I feel so strongly about this that I'm putting a proposal together to send to the Musicians Union and BPI to see if a fund could be set up to subsidise a circuit of gigs in the UK where young bands could gain some experience of playing live. The biggest problem for young bands travelling around the country today is persuading pubs and clubs in a town where they are not known to let them play. We are getting to the point where young bands virtually have to pay to play and that is obnoxious.
I do feel there are many ways in which record companies could help new artists but one almost gets the impression that a major record company would rather have four artists selling 50 million records than have a full artist roster of 20‑30 artists selling various amounts but stimulating the whole market. We all know that record companies are increasingly run by lawyers and accountants but it has reached the point where the right hand doesn't know what the left hand is doing.
I think what all this boils down to is that record companies need to decide what they want to be. If they just want to set themselves up as hardware manufacturers they should accept that and not try to keep one foot in both camps. People who are dealing with business and manufacturing should take time to understand the creative process so that they can make deals and set budgets that help rather than hinder. The sales and marketing of the manufacturing end has become so intertwined with the artistic side that the whole business is like a sausage factory — you shove an artist in one end and get a CD out the other. It's interesting to note that every single major record company is now involved in software and hardware. No wonder we have such a conflict of interest.

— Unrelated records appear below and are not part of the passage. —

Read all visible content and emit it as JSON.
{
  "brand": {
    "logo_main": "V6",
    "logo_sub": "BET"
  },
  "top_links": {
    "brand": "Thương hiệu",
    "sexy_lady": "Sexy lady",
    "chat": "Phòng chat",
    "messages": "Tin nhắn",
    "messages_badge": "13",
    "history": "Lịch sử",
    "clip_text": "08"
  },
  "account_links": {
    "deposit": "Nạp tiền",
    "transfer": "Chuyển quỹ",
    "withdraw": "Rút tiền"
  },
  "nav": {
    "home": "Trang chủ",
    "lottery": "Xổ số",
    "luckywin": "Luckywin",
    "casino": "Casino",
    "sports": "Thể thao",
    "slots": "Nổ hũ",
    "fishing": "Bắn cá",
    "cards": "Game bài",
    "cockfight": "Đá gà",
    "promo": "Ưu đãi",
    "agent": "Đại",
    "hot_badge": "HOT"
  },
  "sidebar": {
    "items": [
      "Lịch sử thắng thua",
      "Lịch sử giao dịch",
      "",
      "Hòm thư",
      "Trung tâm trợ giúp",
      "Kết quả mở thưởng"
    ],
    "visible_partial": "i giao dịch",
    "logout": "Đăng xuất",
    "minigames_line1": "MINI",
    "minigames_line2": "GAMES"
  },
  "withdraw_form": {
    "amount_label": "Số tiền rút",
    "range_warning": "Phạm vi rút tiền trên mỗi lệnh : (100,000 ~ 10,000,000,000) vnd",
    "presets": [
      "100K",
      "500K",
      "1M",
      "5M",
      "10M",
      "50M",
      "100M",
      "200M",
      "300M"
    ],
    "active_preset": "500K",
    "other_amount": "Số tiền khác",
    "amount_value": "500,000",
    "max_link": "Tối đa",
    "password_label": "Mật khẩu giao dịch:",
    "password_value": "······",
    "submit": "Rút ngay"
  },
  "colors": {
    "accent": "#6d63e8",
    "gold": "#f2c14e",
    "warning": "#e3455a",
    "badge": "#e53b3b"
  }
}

One only has to look at this whole business of DCC to realise the extent of the problem. When I first listened to DCC I couldn't work out why something that sounds so appalling was being marketed as a primary sales medium. For a while I was very confused, because here were all these record companies throwing their weight behind this awful system. Why? Then the answer occurred to me — because there is no resale market with CD, no built‑in obsolescence like vinyl. But with DCC there is, because no matter how sturdy these things are they still get trodden on, they still wear out and they still get left on the dashboard of a car where they melt.
I'm concerned that it's all a bit of a con and it's about time the record companies came clean. Thankfully, I don't think DCC will catch on but it's another example of the music industry doing something for purely self‑financing reasons. And they have poured millions into this — millions that could have been spent on artist development and investing in new talent. Surely it would be better if record companies stopped spending a fortune on marketing new hardware that no‑one needs and instead put that money into new software, so that in 10 years time we still have something interesting and original to listen to. Otherwise all we'll have is a lot of gadgets playing ever‑decreasing amounts of back‑catalogue releases.
Tony Platt has recently worked with Walter Trout, the Mighty Mighty Bosstones, McQueen Street, Les Casse Pieds, Buddy Guy, Testament and Bonham. Earlier credits include Cheap Trick, Gary Moore, AC/DC, Bob Marley, Free and Led Zeppelin.